Saturday, February 16, 2008
Aldo Leopold, Western Wisconsin Fly Fisherman
This from the legendary conservationist Aldo Leopold in his landmark book A Sand County Almanac (1949) Oxford University Press, pp. 42-43. Leopold, aside from writing the seminal tome on American ecology, was a pretty fair outdoorsman. His farm, just north of Baraboo, WI was near quite a few of the streams chronicled in Trout Fishing Western Wisconsin. No doubt he fished many. Interestingly, Leopold, in this section of the book, creeled all the trout mentioned. This was before the catch and release ethic really came to fore. Were Leopold alive today, he would most certainly be preaching stream and trout conservation. Enjoy!
Excerpted from “The Alder Fork--A Fishing Idyll”
“Time to be at it now--they will soon stop rising. I wade waist deep to head of navigation., poke my head insolently into the shaking alder, and look within. Jungle is right! A coal-black hole above, so canopied in greenness you could not wave a fern, much less a rod, above its rushing depths. And there, almost rubbing his ribs against the dark bank, a great trout rolls lazily over as he sucks down a passing bug.
Not a chance to stalk him, even with the lowly worm. But twenty yards above, I see bright sunshine on the water--another opening. Fish a dry fly downstream? It cannot, but must, be done. I retreat and climb the bank.
Neck deep in jewelweed and nettles, I detour through the alder thicket to the opening above. With cat like care not to roil his majesty’s bath, I step in, and stand stock-still for five minutes to let things calm down. The while, I strip out, oil, dry, and coil upon my left hand thirty feet of line. I am that far above the portal to the jungle.

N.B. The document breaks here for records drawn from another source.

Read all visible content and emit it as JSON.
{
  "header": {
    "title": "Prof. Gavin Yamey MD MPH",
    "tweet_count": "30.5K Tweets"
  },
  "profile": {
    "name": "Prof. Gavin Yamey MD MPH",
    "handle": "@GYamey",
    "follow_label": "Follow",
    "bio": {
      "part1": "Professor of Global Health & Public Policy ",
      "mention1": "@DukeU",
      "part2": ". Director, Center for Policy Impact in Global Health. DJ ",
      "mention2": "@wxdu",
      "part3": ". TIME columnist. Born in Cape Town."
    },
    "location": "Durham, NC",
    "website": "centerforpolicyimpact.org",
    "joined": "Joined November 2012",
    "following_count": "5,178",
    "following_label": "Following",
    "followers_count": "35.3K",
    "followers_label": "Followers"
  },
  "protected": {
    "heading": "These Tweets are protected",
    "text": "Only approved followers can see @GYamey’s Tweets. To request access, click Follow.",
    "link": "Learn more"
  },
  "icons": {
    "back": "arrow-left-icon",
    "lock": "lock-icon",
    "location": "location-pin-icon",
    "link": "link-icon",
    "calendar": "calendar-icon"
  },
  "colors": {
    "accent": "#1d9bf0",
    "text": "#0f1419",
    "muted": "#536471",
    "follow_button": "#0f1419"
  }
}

Now for the long chance! I blow upon my fly to give it one last fluff, lay it on the stream at my feet, and quickly pay out coil after coil. Then, just as the line straightens out and the fly is sucked into the jungle, I walk quickly downstream, straining my eyes into the dark vault to follow its fortunes. A fleeting glimpse or two as it passes a speck of sunlight shows it still rides clear. It rounds the bend. In no time--long before the roil of my walking has betrayed the ruse--it reaches the black pool. I hear, rather than see, the rush of the great fish; I set hard, and the battle is on.
No prudent man would risk a dollar’s worth of fly and leader pulling a trout upstream through giant tooth-brush of alder stems comprising the bend of that creek. But, as I said, no prudent man is a fisherman. By and by, with much cautious unraveling, I got him up into open water, and finally aboard the creel.”
Posted by Phil Newton at 8:09 AM